Instead of bringing Dalbec up as a September callup at the end of last season, the Red Sox had him spend a week working out with the team and getting hands-on instruction from the coaching staff in preparation for representing the United States in the Premier12 tournament in November.
Dalbec, 24, represented the Red Sox well in that international foray, belting a grand slam against the Netherlands and an RBI double against Japan.
With Spring Training starting next month, Dalbec will get the chance to prove he has developed enough to break camp with the Red Sox and hold down the job at first base. Michael Chavis, another young right-handed hitter the Red Sox like, is also in the mix, but he could serve as more of a rover in the infield.
“He’s a guy that we do believe controls the strike zone,” said Red Sox manager Alex Cora of Dalbec. “Obviously, there are going to be swings and misses, we know that. I do believe he doesn't chase as much as people think and he can have an impact sooner or later for us.”
As a college star at Arizona, Dalbec was playing third base when he wasn’t pitching. As a Minor Leaguer, Dalbec has started 306 games at third and 23 at first.
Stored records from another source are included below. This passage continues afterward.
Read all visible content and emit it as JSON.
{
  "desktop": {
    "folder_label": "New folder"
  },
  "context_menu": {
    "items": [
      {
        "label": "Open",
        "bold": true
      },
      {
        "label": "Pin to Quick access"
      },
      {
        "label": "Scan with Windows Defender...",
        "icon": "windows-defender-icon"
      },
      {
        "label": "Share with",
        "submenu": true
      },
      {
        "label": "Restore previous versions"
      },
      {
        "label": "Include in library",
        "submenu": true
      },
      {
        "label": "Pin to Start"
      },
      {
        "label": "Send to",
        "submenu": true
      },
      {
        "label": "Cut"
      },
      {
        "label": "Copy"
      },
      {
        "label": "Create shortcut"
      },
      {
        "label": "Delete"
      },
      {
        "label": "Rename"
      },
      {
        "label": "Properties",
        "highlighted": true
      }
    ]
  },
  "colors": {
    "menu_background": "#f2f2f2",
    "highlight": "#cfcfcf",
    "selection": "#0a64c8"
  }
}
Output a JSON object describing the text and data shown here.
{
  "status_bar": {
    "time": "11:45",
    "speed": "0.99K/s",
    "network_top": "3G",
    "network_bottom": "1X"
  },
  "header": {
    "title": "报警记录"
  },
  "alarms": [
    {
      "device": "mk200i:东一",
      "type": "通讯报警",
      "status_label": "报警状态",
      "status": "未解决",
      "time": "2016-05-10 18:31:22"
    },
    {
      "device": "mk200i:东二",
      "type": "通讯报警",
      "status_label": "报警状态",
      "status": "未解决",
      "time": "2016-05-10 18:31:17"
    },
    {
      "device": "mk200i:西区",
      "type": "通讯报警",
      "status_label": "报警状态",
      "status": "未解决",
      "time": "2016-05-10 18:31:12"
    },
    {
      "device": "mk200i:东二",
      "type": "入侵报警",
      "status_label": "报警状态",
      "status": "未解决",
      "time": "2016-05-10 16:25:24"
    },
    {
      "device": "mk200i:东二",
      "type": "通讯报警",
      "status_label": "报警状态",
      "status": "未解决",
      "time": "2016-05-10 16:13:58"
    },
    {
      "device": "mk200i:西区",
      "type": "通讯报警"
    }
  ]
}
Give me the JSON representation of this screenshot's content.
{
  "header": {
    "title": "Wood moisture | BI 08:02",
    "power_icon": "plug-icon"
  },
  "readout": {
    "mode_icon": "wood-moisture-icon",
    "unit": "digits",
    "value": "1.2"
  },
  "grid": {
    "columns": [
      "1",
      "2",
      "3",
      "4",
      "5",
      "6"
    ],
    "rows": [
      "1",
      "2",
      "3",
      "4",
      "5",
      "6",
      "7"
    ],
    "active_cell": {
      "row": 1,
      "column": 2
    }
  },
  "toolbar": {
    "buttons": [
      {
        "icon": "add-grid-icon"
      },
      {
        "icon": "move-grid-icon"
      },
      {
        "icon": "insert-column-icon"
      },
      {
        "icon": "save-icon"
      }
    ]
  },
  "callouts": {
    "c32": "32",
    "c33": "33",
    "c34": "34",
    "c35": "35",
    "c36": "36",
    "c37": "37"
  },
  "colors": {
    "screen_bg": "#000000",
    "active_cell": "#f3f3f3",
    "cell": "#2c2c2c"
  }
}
In Boston, however, the plan is for Rafael Devers to hold down the hot corner for the next several years. Cora sees no issue for Dalbec playing on the other side of the diamond, and he saw it firsthand in drills back in September.
“Defensively, what we saw in September at first base was very encouraging,” Cora said. “I've seen this kid since college, and defensively he's a plus. His range, his moves, his first steps, they're really good, and we were very pleased with the way he performed.
Last week, Dalbec was at MLB/MLBPA’s Rookie Career Development Program in Miami. He is spending this week at Fenway Park at the Red Sox's Rookie Development Program. Players who get invited to programs like that are generally ones who are on the cusp of being in the Majors.
“It’s an honor to be here and be able to learn all this information,” Dalbec said last week in Miami. “It seemed like it would be a tedious thing to come out there. It was actually really cool to come out and meet other guys and learn from all the experienced guys who are working here.”
The experience Dalbec got playing for his country a couple of months ago is something he will long remember.
“Going out of the country was fun,” said Dalbec. “Playing against Team Mexico was a little crazy. And Japan was awesome, Tokyo was awesome. Playing against Team Japan, it was sold out and so loud in there. It was awesome. The big wins were fun.”
Though Dalbec has yet to see what it is like to stand at the plate in Yankee Stadium with 55,000 roaring, he has played in enough big environments to help him adapt swiftly to what is ahead.
“College World Series was a really cool experience,” Dalbec said. “Especially that core group we had and [Jay Johnson’s] first year as the head coach at Arizona, that was a really cool experience.”
One thing that is clear about Dalbec is his competitiveness. It was obvious when he was asked which pitcher he most looks forward to facing.
“Facing Cole. It would be interesting to face Gerrit Cole,” said Dalbec. “I faced [Max] Scherzer in Spring Training. That was pretty cool. I faced him a couple of times. Facing Cole would be fun.”
Of course, there are no guarantees that Dalbec will crack the roster in camp. That is all there for him to earn.
“The performance has been really good, the reports have been great,” said Red Sox general manager Brian O’Halloran. “He’s a really good player and we expect him to be a big part of our future, so we look forward to him being with us again in big-league camp and go from there."
Ian Browne has covered the Red Sox for MLB.com since 2002. Follow him on Twitter @IanMBrowne and Facebook.